- _WHAT TO PRODUCE_:
Each record below should be printed exactly as it was written.

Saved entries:

- - - - - - -

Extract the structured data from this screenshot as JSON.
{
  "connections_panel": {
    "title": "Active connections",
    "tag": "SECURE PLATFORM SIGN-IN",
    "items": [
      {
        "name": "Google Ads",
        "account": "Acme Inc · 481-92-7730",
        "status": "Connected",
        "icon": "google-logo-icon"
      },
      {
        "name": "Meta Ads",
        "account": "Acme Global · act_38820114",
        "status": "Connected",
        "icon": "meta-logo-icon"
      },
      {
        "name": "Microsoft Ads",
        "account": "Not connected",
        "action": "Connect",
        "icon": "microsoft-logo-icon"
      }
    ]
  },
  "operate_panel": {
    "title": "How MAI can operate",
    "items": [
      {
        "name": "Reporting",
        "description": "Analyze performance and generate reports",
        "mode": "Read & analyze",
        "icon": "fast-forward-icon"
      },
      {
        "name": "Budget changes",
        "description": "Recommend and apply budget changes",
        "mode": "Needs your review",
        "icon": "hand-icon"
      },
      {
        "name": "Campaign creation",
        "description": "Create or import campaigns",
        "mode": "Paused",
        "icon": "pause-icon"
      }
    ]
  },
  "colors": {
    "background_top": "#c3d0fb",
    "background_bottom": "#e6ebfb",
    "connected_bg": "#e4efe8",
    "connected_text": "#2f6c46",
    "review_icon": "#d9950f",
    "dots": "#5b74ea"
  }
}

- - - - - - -

- _RESPONSE TO THIS TASK_:
Extract the structured data from this screenshot as JSON.
{
  "connections_panel": {
    "title": "Active connections",
    "tag": "SECURE PLATFORM SIGN-IN",
    "items": [
      {
        "name": "Google Ads",
        "account": "Acme Inc · 481-92-7730",
        "status": "Connected",
        "icon": "google-logo-icon"
      },
      {
        "name": "Meta Ads",
        "account": "Acme Global · act_38820114",
        "status": "Connected",
        "icon": "meta-logo-icon"
      },
      {
        "name": "Microsoft Ads",
        "account": "Not connected",
        "action": "Connect",
        "icon": "microsoft-logo-icon"
      }
    ]
  },
  "operate_panel": {
    "title": "How MAI can operate",
    "items": [
      {
        "name": "Reporting",
        "description": "Analyze performance and generate reports",
        "mode": "Read & analyze",
        "icon": "fast-forward-icon"
      },
      {
        "name": "Budget changes",
        "description": "Recommend and apply budget changes",
        "mode": "Needs your review",
        "icon": "hand-icon"
      },
      {
        "name": "Campaign creation",
        "description": "Create or import campaigns",
        "mode": "Paused",
        "icon": "pause-icon"
      }
    ]
  },
  "colors": {
    "background_top": "#c3d0fb",
    "background_bottom": "#e6ebfb",
    "connected_bg": "#e4efe8",
    "connected_text": "#2f6c46",
    "review_icon": "#d9950f",
    "dots": "#5b74ea"
  }
}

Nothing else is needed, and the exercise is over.